■ Aim of the task: In the data below, find every line that has the string "icon", and copy it.

■ Data records for software interfaces:
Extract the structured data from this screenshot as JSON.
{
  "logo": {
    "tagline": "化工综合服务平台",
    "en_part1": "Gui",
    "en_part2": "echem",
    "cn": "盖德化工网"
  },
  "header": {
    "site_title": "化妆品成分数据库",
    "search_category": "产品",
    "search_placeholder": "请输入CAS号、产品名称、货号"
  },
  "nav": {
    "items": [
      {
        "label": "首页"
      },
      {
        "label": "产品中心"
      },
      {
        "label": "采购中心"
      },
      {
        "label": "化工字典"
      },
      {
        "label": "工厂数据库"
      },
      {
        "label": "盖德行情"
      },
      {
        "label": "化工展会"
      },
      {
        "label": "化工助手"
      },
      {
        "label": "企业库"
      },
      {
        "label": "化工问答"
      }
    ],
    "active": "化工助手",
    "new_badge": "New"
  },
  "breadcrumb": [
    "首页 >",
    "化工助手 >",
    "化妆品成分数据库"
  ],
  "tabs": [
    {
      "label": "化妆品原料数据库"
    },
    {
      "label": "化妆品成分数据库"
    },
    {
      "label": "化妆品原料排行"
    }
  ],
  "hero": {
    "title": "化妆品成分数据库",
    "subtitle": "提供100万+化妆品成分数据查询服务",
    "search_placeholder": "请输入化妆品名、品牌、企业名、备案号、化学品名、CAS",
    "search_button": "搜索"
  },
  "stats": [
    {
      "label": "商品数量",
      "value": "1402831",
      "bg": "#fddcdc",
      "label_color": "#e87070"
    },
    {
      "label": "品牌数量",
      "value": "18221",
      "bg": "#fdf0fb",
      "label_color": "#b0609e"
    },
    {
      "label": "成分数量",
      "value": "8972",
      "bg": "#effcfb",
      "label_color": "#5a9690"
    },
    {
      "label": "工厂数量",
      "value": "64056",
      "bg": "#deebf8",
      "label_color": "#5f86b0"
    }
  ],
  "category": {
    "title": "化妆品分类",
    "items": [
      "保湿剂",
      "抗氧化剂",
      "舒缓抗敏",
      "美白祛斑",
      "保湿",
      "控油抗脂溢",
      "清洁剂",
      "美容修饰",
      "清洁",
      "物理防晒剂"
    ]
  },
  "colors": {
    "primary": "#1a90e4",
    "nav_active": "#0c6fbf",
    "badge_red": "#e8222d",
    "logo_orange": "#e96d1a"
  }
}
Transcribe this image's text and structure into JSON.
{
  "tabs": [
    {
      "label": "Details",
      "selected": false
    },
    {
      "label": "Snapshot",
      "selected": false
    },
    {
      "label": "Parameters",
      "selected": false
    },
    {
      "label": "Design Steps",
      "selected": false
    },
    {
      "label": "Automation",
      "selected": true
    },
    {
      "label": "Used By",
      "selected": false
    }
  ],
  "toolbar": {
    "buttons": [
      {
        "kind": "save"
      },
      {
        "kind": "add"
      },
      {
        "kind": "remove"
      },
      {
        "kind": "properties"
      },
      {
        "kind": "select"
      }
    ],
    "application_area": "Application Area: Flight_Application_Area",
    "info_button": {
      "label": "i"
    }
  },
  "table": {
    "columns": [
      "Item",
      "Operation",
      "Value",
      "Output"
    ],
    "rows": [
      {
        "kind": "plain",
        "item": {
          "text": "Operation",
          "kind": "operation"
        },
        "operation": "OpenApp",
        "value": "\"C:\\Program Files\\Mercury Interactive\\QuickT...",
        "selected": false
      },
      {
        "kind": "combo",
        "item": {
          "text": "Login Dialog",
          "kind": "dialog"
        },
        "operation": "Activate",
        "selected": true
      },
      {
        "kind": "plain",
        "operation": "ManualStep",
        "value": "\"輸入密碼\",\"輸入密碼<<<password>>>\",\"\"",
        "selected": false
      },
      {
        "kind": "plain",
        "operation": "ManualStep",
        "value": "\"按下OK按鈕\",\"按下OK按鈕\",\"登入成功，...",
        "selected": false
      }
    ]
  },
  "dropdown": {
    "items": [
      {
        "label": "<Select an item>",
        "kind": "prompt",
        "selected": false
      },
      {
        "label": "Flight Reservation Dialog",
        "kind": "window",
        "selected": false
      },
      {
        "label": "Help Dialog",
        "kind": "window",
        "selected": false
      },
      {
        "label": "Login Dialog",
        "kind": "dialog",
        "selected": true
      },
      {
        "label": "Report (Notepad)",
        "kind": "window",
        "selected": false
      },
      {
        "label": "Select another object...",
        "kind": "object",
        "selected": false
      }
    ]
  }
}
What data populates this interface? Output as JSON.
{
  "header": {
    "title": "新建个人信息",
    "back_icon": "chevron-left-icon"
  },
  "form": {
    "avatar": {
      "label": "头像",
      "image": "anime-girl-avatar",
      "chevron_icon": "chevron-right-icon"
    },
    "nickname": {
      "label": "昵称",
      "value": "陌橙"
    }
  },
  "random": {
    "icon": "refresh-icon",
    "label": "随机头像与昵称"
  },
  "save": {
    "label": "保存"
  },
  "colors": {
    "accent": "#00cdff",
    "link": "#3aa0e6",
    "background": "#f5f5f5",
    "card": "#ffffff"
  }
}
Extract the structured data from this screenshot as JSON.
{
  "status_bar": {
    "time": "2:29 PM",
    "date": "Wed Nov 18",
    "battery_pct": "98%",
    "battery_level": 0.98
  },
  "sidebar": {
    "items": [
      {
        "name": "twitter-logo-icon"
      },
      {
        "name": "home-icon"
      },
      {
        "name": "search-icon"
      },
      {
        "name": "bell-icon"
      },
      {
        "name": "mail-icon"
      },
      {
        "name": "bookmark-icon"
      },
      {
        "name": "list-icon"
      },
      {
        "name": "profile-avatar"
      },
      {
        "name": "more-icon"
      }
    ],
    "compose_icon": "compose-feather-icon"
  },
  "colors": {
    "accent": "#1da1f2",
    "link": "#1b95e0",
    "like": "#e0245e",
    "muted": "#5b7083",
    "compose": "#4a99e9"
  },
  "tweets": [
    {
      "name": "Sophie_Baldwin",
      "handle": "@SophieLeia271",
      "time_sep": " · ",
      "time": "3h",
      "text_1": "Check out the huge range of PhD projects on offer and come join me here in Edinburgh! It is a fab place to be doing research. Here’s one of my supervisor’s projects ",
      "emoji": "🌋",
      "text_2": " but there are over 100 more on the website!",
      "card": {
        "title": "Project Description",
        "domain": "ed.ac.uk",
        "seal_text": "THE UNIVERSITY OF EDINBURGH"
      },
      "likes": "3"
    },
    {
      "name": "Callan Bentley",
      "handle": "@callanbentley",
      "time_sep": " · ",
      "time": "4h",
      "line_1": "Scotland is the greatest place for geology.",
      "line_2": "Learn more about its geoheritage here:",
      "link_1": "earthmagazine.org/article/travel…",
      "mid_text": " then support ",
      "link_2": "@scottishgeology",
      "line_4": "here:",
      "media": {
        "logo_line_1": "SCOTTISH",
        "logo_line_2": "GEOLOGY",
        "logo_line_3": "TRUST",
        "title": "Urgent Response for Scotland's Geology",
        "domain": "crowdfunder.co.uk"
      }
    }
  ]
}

■ Expected answer:
    "back_icon": "chevron-left-icon"
      "chevron_icon": "chevron-right-icon"
    "icon": "refresh-icon",
        "name": "twitter-logo-icon"
        "name": "home-icon"
        "name": "search-icon"
        "name": "bell-icon"
        "name": "mail-icon"
        "name": "bookmark-icon"
        "name": "list-icon"
        "name": "more-icon"
    "compose_icon": "compose-feather-icon"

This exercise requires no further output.